Task data:
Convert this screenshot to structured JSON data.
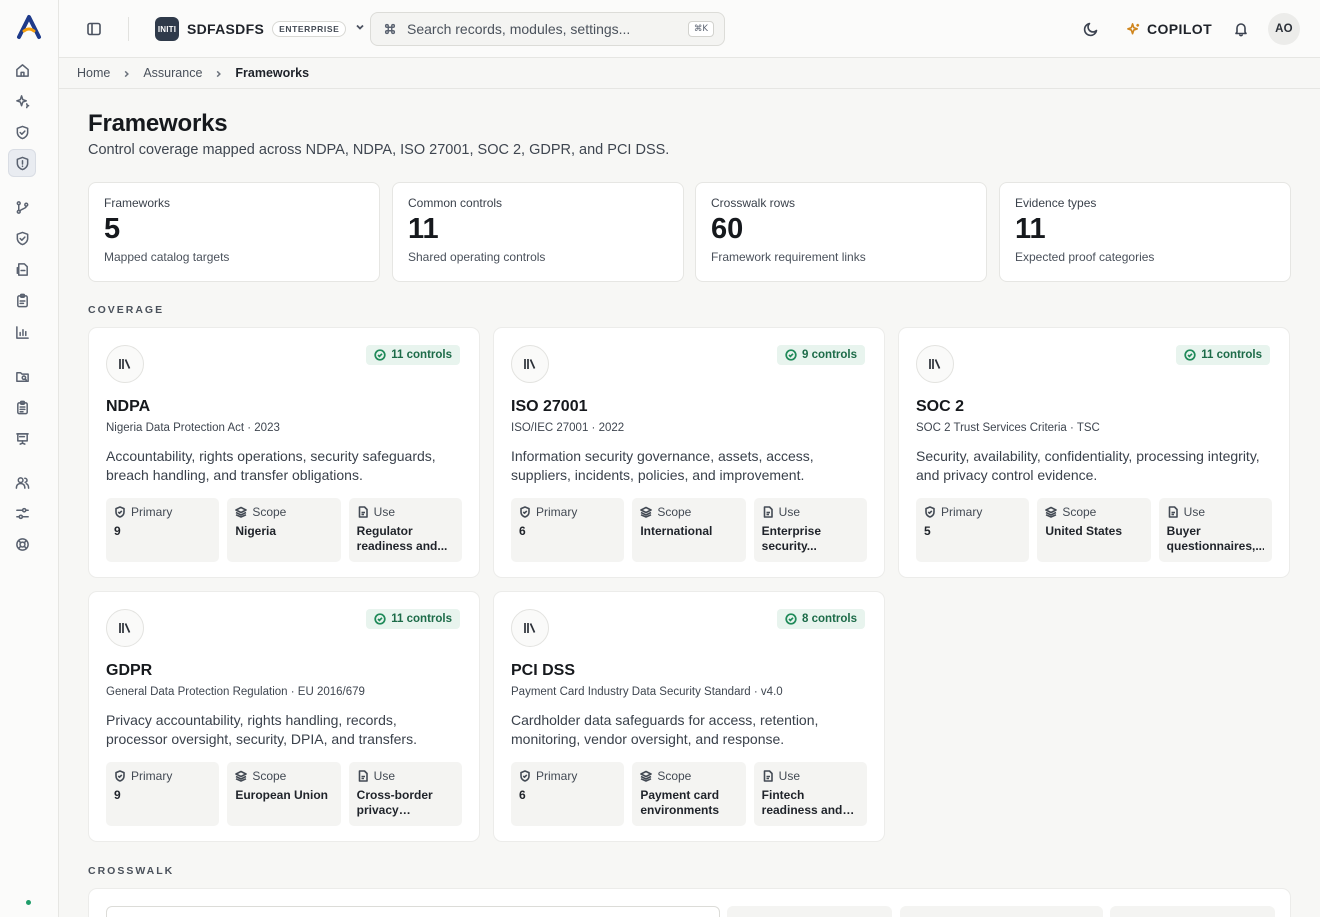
{
  "org": {
    "badge": "INITI",
    "name": "SDFASDFS",
    "plan": "ENTERPRISE"
  },
  "search": {
    "placeholder": "Search records, modules, settings...",
    "shortcut": "⌘K"
  },
  "topbar": {
    "copilot_label": "COPILOT",
    "avatar_initials": "AO"
  },
  "breadcrumb": [
    "Home",
    "Assurance",
    "Frameworks"
  ],
  "page": {
    "title": "Frameworks",
    "subtitle": "Control coverage mapped across NDPA, NDPA, ISO 27001, SOC 2, GDPR, and PCI DSS."
  },
  "stats": [
    {
      "label": "Frameworks",
      "value": "5",
      "desc": "Mapped catalog targets"
    },
    {
      "label": "Common controls",
      "value": "11",
      "desc": "Shared operating controls"
    },
    {
      "label": "Crosswalk rows",
      "value": "60",
      "desc": "Framework requirement links"
    },
    {
      "label": "Evidence types",
      "value": "11",
      "desc": "Expected proof categories"
    }
  ],
  "sections": {
    "coverage": "COVERAGE",
    "crosswalk": "CROSSWALK"
  },
  "tile_labels": {
    "primary": "Primary",
    "scope": "Scope",
    "use": "Use"
  },
  "frameworks": [
    {
      "name": "NDPA",
      "meta": "Nigeria Data Protection Act · 2023",
      "badge": "11 controls",
      "desc": "Accountability, rights operations, security safeguards, breach handling, and transfer obligations.",
      "primary": "9",
      "scope": "Nigeria",
      "use": "Regulator readiness and..."
    },
    {
      "name": "ISO 27001",
      "meta": "ISO/IEC 27001 · 2022",
      "badge": "9 controls",
      "desc": "Information security governance, assets, access, suppliers, incidents, policies, and improvement.",
      "primary": "6",
      "scope": "International",
      "use": "Enterprise security..."
    },
    {
      "name": "SOC 2",
      "meta": "SOC 2 Trust Services Criteria · TSC",
      "badge": "11 controls",
      "desc": "Security, availability, confidentiality, processing integrity, and privacy control evidence.",
      "primary": "5",
      "scope": "United States",
      "use": "Buyer questionnaires,..."
    },
    {
      "name": "GDPR",
      "meta": "General Data Protection Regulation · EU 2016/679",
      "badge": "11 controls",
      "desc": "Privacy accountability, rights handling, records, processor oversight, security, DPIA, and transfers.",
      "primary": "9",
      "scope": "European Union",
      "use": "Cross-border privacy diligenc..."
    },
    {
      "name": "PCI DSS",
      "meta": "Payment Card Industry Data Security Standard · v4.0",
      "badge": "8 controls",
      "desc": "Cardholder data safeguards for access, retention, monitoring, vendor oversight, and response.",
      "primary": "6",
      "scope": "Payment card environments",
      "use": "Fintech readiness and payment..."
    }
  ],
  "colors": {
    "accent_green": "#1f8a59",
    "badge_bg": "#e8f4ee",
    "copilot": "#d0861e",
    "logo": "#2563eb"
  }
}
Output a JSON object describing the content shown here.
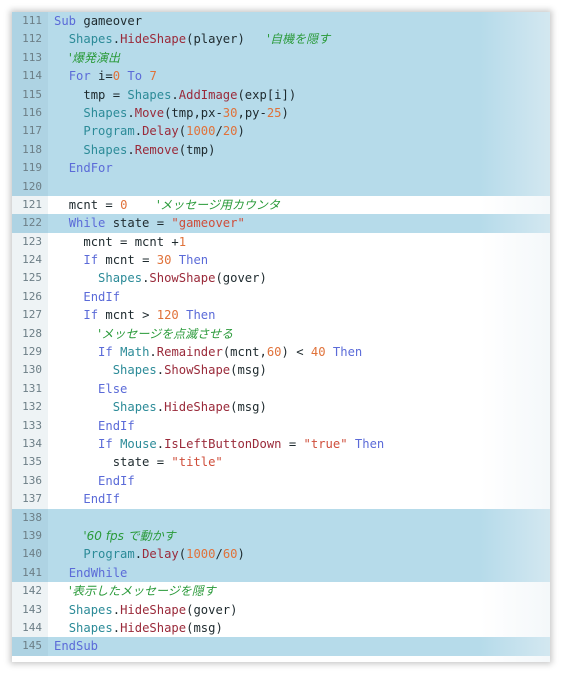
{
  "editor": {
    "highlight_color": "#b6dbea",
    "lines": [
      {
        "n": "111",
        "hl": true,
        "indent": 0,
        "tokens": [
          {
            "t": "kw",
            "v": "Sub"
          },
          {
            "t": "op",
            "v": " gameover"
          }
        ]
      },
      {
        "n": "112",
        "hl": true,
        "indent": 1,
        "tokens": [
          {
            "t": "obj",
            "v": "Shapes"
          },
          {
            "t": "op",
            "v": "."
          },
          {
            "t": "meth",
            "v": "HideShape"
          },
          {
            "t": "op",
            "v": "(player)   "
          },
          {
            "t": "cmt",
            "v": "'自機を隠す"
          }
        ]
      },
      {
        "n": "113",
        "hl": true,
        "indent": 1,
        "tokens": [
          {
            "t": "cmt",
            "v": "'爆発演出"
          }
        ]
      },
      {
        "n": "114",
        "hl": true,
        "indent": 1,
        "tokens": [
          {
            "t": "kw",
            "v": "For"
          },
          {
            "t": "op",
            "v": " i="
          },
          {
            "t": "num",
            "v": "0"
          },
          {
            "t": "op",
            "v": " "
          },
          {
            "t": "kw",
            "v": "To"
          },
          {
            "t": "op",
            "v": " "
          },
          {
            "t": "num",
            "v": "7"
          }
        ]
      },
      {
        "n": "115",
        "hl": true,
        "indent": 2,
        "tokens": [
          {
            "t": "op",
            "v": "tmp = "
          },
          {
            "t": "obj",
            "v": "Shapes"
          },
          {
            "t": "op",
            "v": "."
          },
          {
            "t": "meth",
            "v": "AddImage"
          },
          {
            "t": "op",
            "v": "(exp[i])"
          }
        ]
      },
      {
        "n": "116",
        "hl": true,
        "indent": 2,
        "tokens": [
          {
            "t": "obj",
            "v": "Shapes"
          },
          {
            "t": "op",
            "v": "."
          },
          {
            "t": "meth",
            "v": "Move"
          },
          {
            "t": "op",
            "v": "(tmp,px-"
          },
          {
            "t": "num",
            "v": "30"
          },
          {
            "t": "op",
            "v": ",py-"
          },
          {
            "t": "num",
            "v": "25"
          },
          {
            "t": "op",
            "v": ")"
          }
        ]
      },
      {
        "n": "117",
        "hl": true,
        "indent": 2,
        "tokens": [
          {
            "t": "obj",
            "v": "Program"
          },
          {
            "t": "op",
            "v": "."
          },
          {
            "t": "meth",
            "v": "Delay"
          },
          {
            "t": "op",
            "v": "("
          },
          {
            "t": "num",
            "v": "1000"
          },
          {
            "t": "op",
            "v": "/"
          },
          {
            "t": "num",
            "v": "20"
          },
          {
            "t": "op",
            "v": ")"
          }
        ]
      },
      {
        "n": "118",
        "hl": true,
        "indent": 2,
        "tokens": [
          {
            "t": "obj",
            "v": "Shapes"
          },
          {
            "t": "op",
            "v": "."
          },
          {
            "t": "meth",
            "v": "Remove"
          },
          {
            "t": "op",
            "v": "(tmp)"
          }
        ]
      },
      {
        "n": "119",
        "hl": true,
        "indent": 1,
        "tokens": [
          {
            "t": "kw",
            "v": "EndFor"
          }
        ]
      },
      {
        "n": "120",
        "hl": true,
        "indent": 0,
        "tokens": []
      },
      {
        "n": "121",
        "hl": false,
        "indent": 1,
        "tokens": [
          {
            "t": "op",
            "v": "mcnt = "
          },
          {
            "t": "num",
            "v": "0"
          },
          {
            "t": "op",
            "v": "    "
          },
          {
            "t": "cmt",
            "v": "'メッセージ用カウンタ"
          }
        ]
      },
      {
        "n": "122",
        "hl": true,
        "indent": 1,
        "tokens": [
          {
            "t": "kw",
            "v": "While"
          },
          {
            "t": "op",
            "v": " state = "
          },
          {
            "t": "str",
            "v": "\"gameover\""
          }
        ]
      },
      {
        "n": "123",
        "hl": false,
        "indent": 2,
        "tokens": [
          {
            "t": "op",
            "v": "mcnt = mcnt +"
          },
          {
            "t": "num",
            "v": "1"
          }
        ]
      },
      {
        "n": "124",
        "hl": false,
        "indent": 2,
        "tokens": [
          {
            "t": "kw",
            "v": "If"
          },
          {
            "t": "op",
            "v": " mcnt = "
          },
          {
            "t": "num",
            "v": "30"
          },
          {
            "t": "op",
            "v": " "
          },
          {
            "t": "kw",
            "v": "Then"
          }
        ]
      },
      {
        "n": "125",
        "hl": false,
        "indent": 3,
        "tokens": [
          {
            "t": "obj",
            "v": "Shapes"
          },
          {
            "t": "op",
            "v": "."
          },
          {
            "t": "meth",
            "v": "ShowShape"
          },
          {
            "t": "op",
            "v": "(gover)"
          }
        ]
      },
      {
        "n": "126",
        "hl": false,
        "indent": 2,
        "tokens": [
          {
            "t": "kw",
            "v": "EndIf"
          }
        ]
      },
      {
        "n": "127",
        "hl": false,
        "indent": 2,
        "tokens": [
          {
            "t": "kw",
            "v": "If"
          },
          {
            "t": "op",
            "v": " mcnt > "
          },
          {
            "t": "num",
            "v": "120"
          },
          {
            "t": "op",
            "v": " "
          },
          {
            "t": "kw",
            "v": "Then"
          }
        ]
      },
      {
        "n": "128",
        "hl": false,
        "indent": 3,
        "tokens": [
          {
            "t": "cmt",
            "v": "'メッセージを点滅させる"
          }
        ]
      },
      {
        "n": "129",
        "hl": false,
        "indent": 3,
        "tokens": [
          {
            "t": "kw",
            "v": "If"
          },
          {
            "t": "op",
            "v": " "
          },
          {
            "t": "obj",
            "v": "Math"
          },
          {
            "t": "op",
            "v": "."
          },
          {
            "t": "meth",
            "v": "Remainder"
          },
          {
            "t": "op",
            "v": "(mcnt,"
          },
          {
            "t": "num",
            "v": "60"
          },
          {
            "t": "op",
            "v": ") < "
          },
          {
            "t": "num",
            "v": "40"
          },
          {
            "t": "op",
            "v": " "
          },
          {
            "t": "kw",
            "v": "Then"
          }
        ]
      },
      {
        "n": "130",
        "hl": false,
        "indent": 4,
        "tokens": [
          {
            "t": "obj",
            "v": "Shapes"
          },
          {
            "t": "op",
            "v": "."
          },
          {
            "t": "meth",
            "v": "ShowShape"
          },
          {
            "t": "op",
            "v": "(msg)"
          }
        ]
      },
      {
        "n": "131",
        "hl": false,
        "indent": 3,
        "tokens": [
          {
            "t": "kw",
            "v": "Else"
          }
        ]
      },
      {
        "n": "132",
        "hl": false,
        "indent": 4,
        "tokens": [
          {
            "t": "obj",
            "v": "Shapes"
          },
          {
            "t": "op",
            "v": "."
          },
          {
            "t": "meth",
            "v": "HideShape"
          },
          {
            "t": "op",
            "v": "(msg)"
          }
        ]
      },
      {
        "n": "133",
        "hl": false,
        "indent": 3,
        "tokens": [
          {
            "t": "kw",
            "v": "EndIf"
          }
        ]
      },
      {
        "n": "134",
        "hl": false,
        "indent": 3,
        "tokens": [
          {
            "t": "kw",
            "v": "If"
          },
          {
            "t": "op",
            "v": " "
          },
          {
            "t": "obj",
            "v": "Mouse"
          },
          {
            "t": "op",
            "v": "."
          },
          {
            "t": "meth",
            "v": "IsLeftButtonDown"
          },
          {
            "t": "op",
            "v": " = "
          },
          {
            "t": "str",
            "v": "\"true\""
          },
          {
            "t": "op",
            "v": " "
          },
          {
            "t": "kw",
            "v": "Then"
          }
        ]
      },
      {
        "n": "135",
        "hl": false,
        "indent": 4,
        "tokens": [
          {
            "t": "op",
            "v": "state = "
          },
          {
            "t": "str",
            "v": "\"title\""
          }
        ]
      },
      {
        "n": "136",
        "hl": false,
        "indent": 3,
        "tokens": [
          {
            "t": "kw",
            "v": "EndIf"
          }
        ]
      },
      {
        "n": "137",
        "hl": false,
        "indent": 2,
        "tokens": [
          {
            "t": "kw",
            "v": "EndIf"
          }
        ]
      },
      {
        "n": "138",
        "hl": true,
        "indent": 0,
        "tokens": []
      },
      {
        "n": "139",
        "hl": true,
        "indent": 2,
        "tokens": [
          {
            "t": "cmt",
            "v": "'60 fps で動かす"
          }
        ]
      },
      {
        "n": "140",
        "hl": true,
        "indent": 2,
        "tokens": [
          {
            "t": "obj",
            "v": "Program"
          },
          {
            "t": "op",
            "v": "."
          },
          {
            "t": "meth",
            "v": "Delay"
          },
          {
            "t": "op",
            "v": "("
          },
          {
            "t": "num",
            "v": "1000"
          },
          {
            "t": "op",
            "v": "/"
          },
          {
            "t": "num",
            "v": "60"
          },
          {
            "t": "op",
            "v": ")"
          }
        ]
      },
      {
        "n": "141",
        "hl": true,
        "indent": 1,
        "tokens": [
          {
            "t": "kw",
            "v": "EndWhile"
          }
        ]
      },
      {
        "n": "142",
        "hl": false,
        "indent": 1,
        "tokens": [
          {
            "t": "cmt",
            "v": "'表示したメッセージを隠す"
          }
        ]
      },
      {
        "n": "143",
        "hl": false,
        "indent": 1,
        "tokens": [
          {
            "t": "obj",
            "v": "Shapes"
          },
          {
            "t": "op",
            "v": "."
          },
          {
            "t": "meth",
            "v": "HideShape"
          },
          {
            "t": "op",
            "v": "(gover)"
          }
        ]
      },
      {
        "n": "144",
        "hl": false,
        "indent": 1,
        "tokens": [
          {
            "t": "obj",
            "v": "Shapes"
          },
          {
            "t": "op",
            "v": "."
          },
          {
            "t": "meth",
            "v": "HideShape"
          },
          {
            "t": "op",
            "v": "(msg)"
          }
        ]
      },
      {
        "n": "145",
        "hl": true,
        "indent": 0,
        "tokens": [
          {
            "t": "kw",
            "v": "EndSub"
          }
        ]
      }
    ]
  }
}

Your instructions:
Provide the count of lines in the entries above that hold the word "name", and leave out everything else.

Answer:
6